- Opening Delimiter -
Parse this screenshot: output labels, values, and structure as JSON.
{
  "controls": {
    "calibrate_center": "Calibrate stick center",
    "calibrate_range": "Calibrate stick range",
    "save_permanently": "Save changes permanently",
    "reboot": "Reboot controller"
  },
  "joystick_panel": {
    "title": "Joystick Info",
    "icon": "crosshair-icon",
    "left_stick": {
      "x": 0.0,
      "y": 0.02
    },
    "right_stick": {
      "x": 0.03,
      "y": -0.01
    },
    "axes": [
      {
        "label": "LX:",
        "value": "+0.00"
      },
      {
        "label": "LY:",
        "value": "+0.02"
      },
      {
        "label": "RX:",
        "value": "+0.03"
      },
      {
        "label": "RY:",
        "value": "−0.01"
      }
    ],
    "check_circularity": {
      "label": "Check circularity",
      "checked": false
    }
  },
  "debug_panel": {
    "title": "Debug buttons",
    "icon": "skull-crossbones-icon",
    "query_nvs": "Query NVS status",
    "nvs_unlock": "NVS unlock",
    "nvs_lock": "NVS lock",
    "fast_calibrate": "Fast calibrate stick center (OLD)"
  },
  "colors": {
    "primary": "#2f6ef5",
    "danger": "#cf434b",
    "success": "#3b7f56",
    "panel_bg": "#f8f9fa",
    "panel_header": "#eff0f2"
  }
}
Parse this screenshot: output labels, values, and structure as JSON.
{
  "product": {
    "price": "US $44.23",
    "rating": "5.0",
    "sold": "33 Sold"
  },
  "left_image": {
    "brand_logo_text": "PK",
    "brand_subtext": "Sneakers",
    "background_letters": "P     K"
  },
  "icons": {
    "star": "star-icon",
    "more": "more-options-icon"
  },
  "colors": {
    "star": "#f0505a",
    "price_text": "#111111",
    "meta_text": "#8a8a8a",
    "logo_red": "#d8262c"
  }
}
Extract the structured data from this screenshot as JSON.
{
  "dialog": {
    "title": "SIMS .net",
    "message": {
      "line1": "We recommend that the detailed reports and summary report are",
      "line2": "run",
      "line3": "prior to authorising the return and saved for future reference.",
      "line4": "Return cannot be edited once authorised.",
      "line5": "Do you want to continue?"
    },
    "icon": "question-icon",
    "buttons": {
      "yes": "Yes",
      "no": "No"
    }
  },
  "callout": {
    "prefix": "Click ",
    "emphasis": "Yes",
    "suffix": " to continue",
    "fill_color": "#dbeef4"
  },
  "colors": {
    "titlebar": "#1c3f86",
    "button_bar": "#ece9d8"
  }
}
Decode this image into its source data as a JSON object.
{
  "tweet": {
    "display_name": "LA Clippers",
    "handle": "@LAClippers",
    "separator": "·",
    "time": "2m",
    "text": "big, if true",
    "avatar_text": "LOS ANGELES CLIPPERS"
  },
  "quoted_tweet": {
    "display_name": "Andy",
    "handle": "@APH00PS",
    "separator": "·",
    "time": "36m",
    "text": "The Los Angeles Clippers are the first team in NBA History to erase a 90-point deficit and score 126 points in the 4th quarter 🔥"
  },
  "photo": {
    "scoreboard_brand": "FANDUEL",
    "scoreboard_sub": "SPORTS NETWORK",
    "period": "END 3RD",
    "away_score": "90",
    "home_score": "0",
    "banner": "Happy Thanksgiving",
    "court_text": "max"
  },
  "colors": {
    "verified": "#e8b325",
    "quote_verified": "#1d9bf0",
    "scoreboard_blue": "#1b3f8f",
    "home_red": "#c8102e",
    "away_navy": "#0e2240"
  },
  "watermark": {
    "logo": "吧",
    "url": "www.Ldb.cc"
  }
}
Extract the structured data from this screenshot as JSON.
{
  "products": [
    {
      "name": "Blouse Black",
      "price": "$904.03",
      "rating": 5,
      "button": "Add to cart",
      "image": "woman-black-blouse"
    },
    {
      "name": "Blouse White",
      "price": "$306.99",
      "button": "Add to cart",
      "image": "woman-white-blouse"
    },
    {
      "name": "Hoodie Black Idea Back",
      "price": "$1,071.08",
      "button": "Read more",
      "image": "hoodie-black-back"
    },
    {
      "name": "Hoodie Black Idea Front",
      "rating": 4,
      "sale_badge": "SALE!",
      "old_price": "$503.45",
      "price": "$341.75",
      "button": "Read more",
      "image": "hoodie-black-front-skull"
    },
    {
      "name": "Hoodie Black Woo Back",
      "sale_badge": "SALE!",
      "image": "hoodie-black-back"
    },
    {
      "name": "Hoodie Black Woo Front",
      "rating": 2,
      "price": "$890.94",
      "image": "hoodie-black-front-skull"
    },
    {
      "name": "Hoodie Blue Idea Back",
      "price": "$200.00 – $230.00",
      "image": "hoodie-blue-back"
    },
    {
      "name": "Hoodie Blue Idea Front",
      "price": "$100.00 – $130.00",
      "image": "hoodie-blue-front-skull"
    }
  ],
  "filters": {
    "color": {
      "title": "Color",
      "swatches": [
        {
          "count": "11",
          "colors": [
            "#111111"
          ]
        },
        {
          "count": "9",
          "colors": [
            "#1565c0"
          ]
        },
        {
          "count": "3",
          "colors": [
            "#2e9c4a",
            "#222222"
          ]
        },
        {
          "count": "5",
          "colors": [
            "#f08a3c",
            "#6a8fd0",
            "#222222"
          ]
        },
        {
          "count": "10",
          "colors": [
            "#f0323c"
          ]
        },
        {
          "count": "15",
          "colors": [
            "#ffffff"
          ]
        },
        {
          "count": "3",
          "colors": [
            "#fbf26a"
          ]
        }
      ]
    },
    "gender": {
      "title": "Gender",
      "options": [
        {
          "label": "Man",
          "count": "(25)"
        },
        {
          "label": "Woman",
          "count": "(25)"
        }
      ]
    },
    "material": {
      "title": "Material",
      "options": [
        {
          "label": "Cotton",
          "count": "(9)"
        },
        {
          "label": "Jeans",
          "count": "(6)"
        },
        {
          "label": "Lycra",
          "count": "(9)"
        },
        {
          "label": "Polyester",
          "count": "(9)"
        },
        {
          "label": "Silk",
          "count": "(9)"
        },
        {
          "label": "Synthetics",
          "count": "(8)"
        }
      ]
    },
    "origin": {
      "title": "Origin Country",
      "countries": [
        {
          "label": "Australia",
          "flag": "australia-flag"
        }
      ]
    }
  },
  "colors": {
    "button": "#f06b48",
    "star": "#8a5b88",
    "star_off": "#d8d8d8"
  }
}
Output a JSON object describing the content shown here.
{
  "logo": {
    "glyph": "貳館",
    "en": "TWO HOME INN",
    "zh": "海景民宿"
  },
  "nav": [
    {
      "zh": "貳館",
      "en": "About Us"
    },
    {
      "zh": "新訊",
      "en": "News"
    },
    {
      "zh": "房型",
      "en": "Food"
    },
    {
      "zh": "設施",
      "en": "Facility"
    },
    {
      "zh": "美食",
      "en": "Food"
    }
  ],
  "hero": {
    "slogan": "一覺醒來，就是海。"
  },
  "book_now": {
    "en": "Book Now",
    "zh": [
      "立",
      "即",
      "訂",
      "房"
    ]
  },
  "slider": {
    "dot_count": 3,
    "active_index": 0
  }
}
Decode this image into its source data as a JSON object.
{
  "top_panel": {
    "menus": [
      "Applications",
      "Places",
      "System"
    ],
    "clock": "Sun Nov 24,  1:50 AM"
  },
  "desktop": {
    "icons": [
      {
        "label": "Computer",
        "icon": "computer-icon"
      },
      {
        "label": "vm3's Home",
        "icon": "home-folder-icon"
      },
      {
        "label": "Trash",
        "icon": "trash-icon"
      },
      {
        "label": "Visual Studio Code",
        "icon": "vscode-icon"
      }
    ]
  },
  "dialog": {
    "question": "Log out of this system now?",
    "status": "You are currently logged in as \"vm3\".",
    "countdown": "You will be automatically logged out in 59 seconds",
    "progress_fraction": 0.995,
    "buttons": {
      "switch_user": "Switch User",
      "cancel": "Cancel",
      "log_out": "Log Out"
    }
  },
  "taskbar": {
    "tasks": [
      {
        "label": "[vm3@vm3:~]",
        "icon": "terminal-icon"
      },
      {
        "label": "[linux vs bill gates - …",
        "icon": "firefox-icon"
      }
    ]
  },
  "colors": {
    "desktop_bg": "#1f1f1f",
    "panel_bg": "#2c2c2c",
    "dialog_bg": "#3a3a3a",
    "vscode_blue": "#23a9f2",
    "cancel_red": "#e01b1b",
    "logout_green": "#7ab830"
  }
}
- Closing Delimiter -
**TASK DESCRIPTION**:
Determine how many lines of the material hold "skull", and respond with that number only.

**ANSWER SECTION**:
4